Public school students learn many things such as cooperation, compassion, charity, teamwork, and respect for authority through the positive activities students do every day that many times go unnoticed, but still contribute to the greater good of society and their own education. Public school students throughout the country raise money and awareness for a variety of noble causes during the year. Limestone County Schools certainly has its share of benevolent students that give of themselves every day to help out society and their fellow man. Someone has said, “You will never stand taller than when you stoop to help a child” and students at Ardmore High School exemplify this sentiment. Members of the Jr. Beta Club helped coordinate the “Soles4Souls” campaign which collects money to pass along to needy recipients. The motto for Soles4Souls is “Changing the world, one pair at a time”. Students collected shoes and worked with the national organization to help needy people receive pairs of shoes they would otherwise not have. Ardmore High School is a small school in a rural county in Alabama and the number of shoes collected will not compare in numbers to those collected in a large metropolitan area. However, like Margaret Mead said, “Never doubt that a small group of thoughtful citizens can change the world. Indeed, it is the only thing that ever has.”

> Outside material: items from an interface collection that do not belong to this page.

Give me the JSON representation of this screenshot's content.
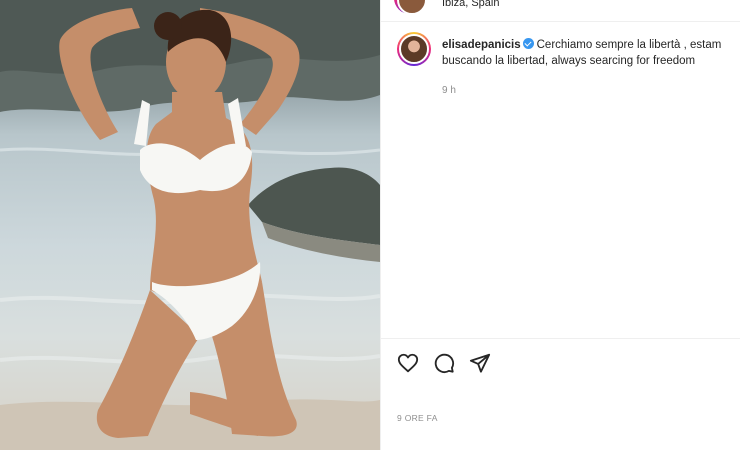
{
  "post": {
    "location": "Ibiza, Spain",
    "caption": {
      "username": "elisadepanicis",
      "line1": "Cerchiamo sempre la libertà , estam",
      "line2": "buscando la libertad, always searcing for freedom",
      "time": "9 h"
    },
    "actions": {
      "like_icon": "heart-icon",
      "comment_icon": "comment-icon",
      "share_icon": "share-icon"
    },
    "date": "9 ORE FA"
  },
  "colors": {
    "verified": "#3897f0",
    "text_primary": "#262626",
    "text_secondary": "#8e8e8e",
    "divider": "#efefef"
  }
}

A group of students recently initiated an effort to combat the problem of childhood obesity and approached their principal with an idea to do something about the problem. The students proposed to secure community resources to help prepare a program for students to raise awareness concerning this issue. The students are planning a program to address the issue and intend on advertising the program during the preceding weeks to spark interest from their fellow students. The beauty of this program is that it is totally student initiated and mostly student run. Activities that have been staples for years like canned food drives and collecting Christmas gifts for needy children sometimes seem “routine” and many of us take them for granted. However, these programs are more important than ever, and it is refreshing to see a creative group of young people pull together to try and solve a difficult issue.

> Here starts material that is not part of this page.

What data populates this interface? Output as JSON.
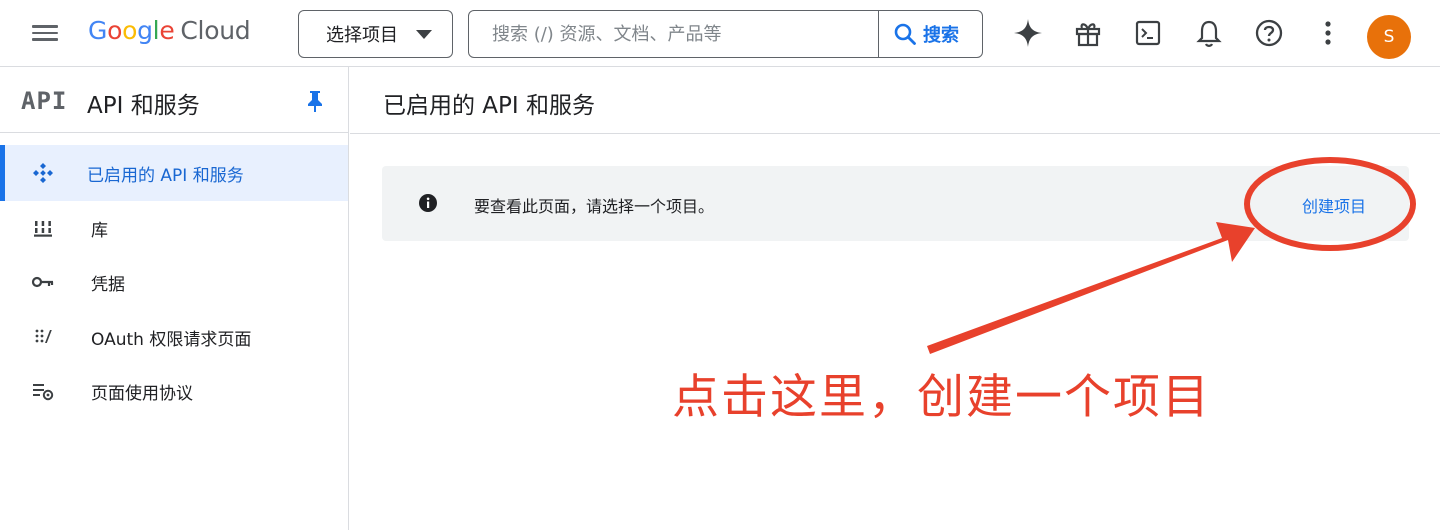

Service projects and charitable endeavors are so widespread today in schools that listing all of them would be virtually impossible. Some people may question how much good a small group of students in a small community can actually do, but as the young man in the famous story of the starfish said as he threw a single starfish back in the ocean with the beach still littered with thousands of starfish, “I made a difference in the life of this one.” This is the lesson students learn as they engage in service projects through their school activities. In addition to this lesson, students learn many others such as leadership, teamwork, self-denial, and the joy of helping others.
The job of a teacher is sometimes viewed as the person assigned to help a student learn the necessary academic material and if it stopped there, what a noble profession it would be. Anyone that has been a teacher or been around teachers can tell you that teachers do so much more to help a student’s overall education. Teachers are many times called upon to help with the “incidental learning opportunities” that take place in school such as helping with charitable causes. Teachers teach these incidental lessons by using the best teaching method of all which is “do as I do”, or follow me. Teachers have learned the lessons of giving back and try to help students they work with learn the same lessons. Most of the time there is not extra money for doing these tasks and the time spent doing these take away from their own time with their families, but this is the nature of public service. Students work hard in all the school service projects, but there is a teacher behind the scenes putting in hours of time to help things go smoothly.

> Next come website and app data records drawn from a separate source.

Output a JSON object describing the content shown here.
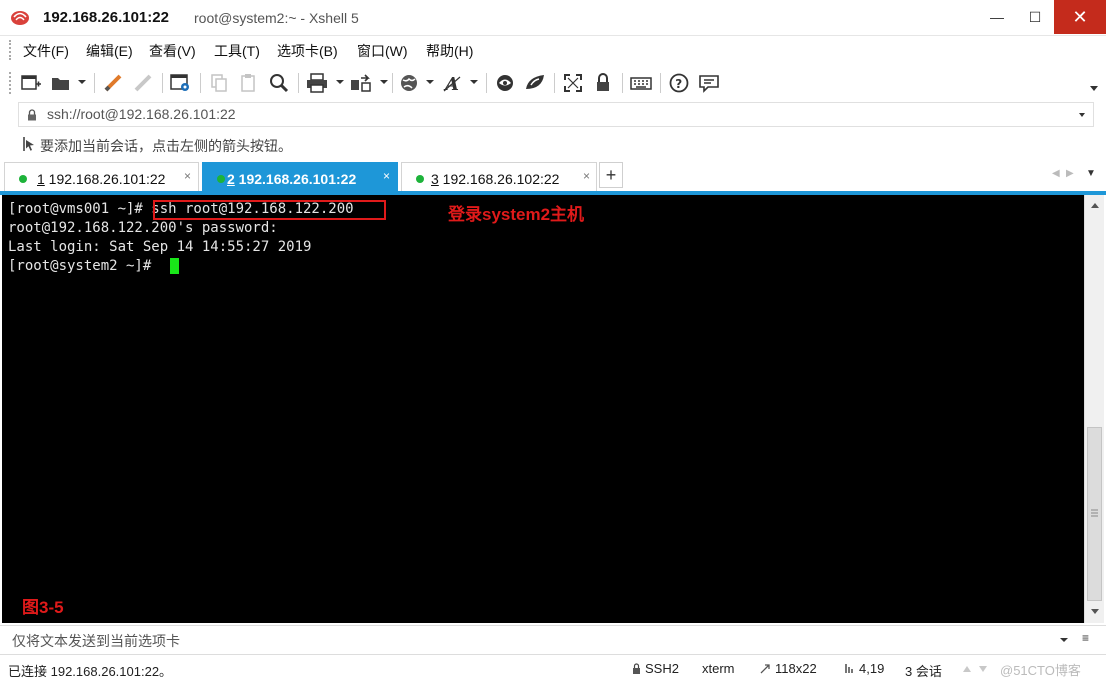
{
  "window": {
    "title_main": "192.168.26.101:22",
    "title_sub": "root@system2:~ - Xshell 5",
    "minimize_label": "—",
    "maximize_label": "☐",
    "close_label": "✕"
  },
  "menu": {
    "items": [
      {
        "label": "文件(F)"
      },
      {
        "label": "编辑(E)"
      },
      {
        "label": "查看(V)"
      },
      {
        "label": "工具(T)"
      },
      {
        "label": "选项卡(B)"
      },
      {
        "label": "窗口(W)"
      },
      {
        "label": "帮助(H)"
      }
    ]
  },
  "toolbar": {
    "icons": [
      "new-session-icon",
      "open-folder-icon",
      "reconnect-icon",
      "disconnect-icon",
      "properties-icon",
      "copy-icon",
      "paste-icon",
      "find-icon",
      "print-icon",
      "transfer-icon",
      "globe-icon",
      "font-icon",
      "xftp-icon",
      "xmanager-icon",
      "fullscreen-icon",
      "lock-icon",
      "keyboard-icon",
      "help-icon",
      "chat-icon"
    ]
  },
  "address": {
    "value": "ssh://root@192.168.26.101:22"
  },
  "hint": {
    "text": "要添加当前会话，点击左侧的箭头按钮。"
  },
  "tabs": [
    {
      "num": "1",
      "label": " 192.168.26.101:22",
      "close": "×",
      "active": false
    },
    {
      "num": "2",
      "label": " 192.168.26.101:22",
      "close": "×",
      "active": true
    },
    {
      "num": "3",
      "label": " 192.168.26.102:22",
      "close": "×",
      "active": false
    }
  ],
  "tab_add_label": "+",
  "tab_nav": {
    "prev": "◀",
    "next": "▶",
    "menu": "▼"
  },
  "terminal": {
    "lines": [
      "[root@vms001 ~]# ssh root@192.168.122.200",
      "root@192.168.122.200's password:",
      "Last login: Sat Sep 14 14:55:27 2019",
      "[root@system2 ~]# "
    ],
    "annotation": "登录system2主机",
    "figure_label": "图3-5",
    "cursor_color": "#19e619",
    "highlight_color": "#e01a1a"
  },
  "sendbar": {
    "placeholder": "仅将文本发送到当前选项卡"
  },
  "status": {
    "connection": "已连接 192.168.26.101:22。",
    "protocol": "SSH2",
    "terminal_type": "xterm",
    "size": "118x22",
    "cursor_pos": "4,19",
    "sessions": "3 会话",
    "watermark": "@51CTO博客"
  },
  "colors": {
    "accent": "#1e97d8",
    "close_button": "#c42b1c",
    "online_dot": "#1db33a"
  }
}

Many times participation in groups, clubs, or organizations is seen as just something to keep students interested in school, which is a noble purpose in itself, but it is much more than that. Being a part of a team is a skill which will serve a person throughout his life as he joins the work force and develops interpersonal relationships with others. Learning to sacrifice one’s own rights for the good of others is a noble lesson that will reap great rewards in the course of one’s life. Public education has its problems, but so long as caring professionals work with outstanding students, no problem is too large to be solved.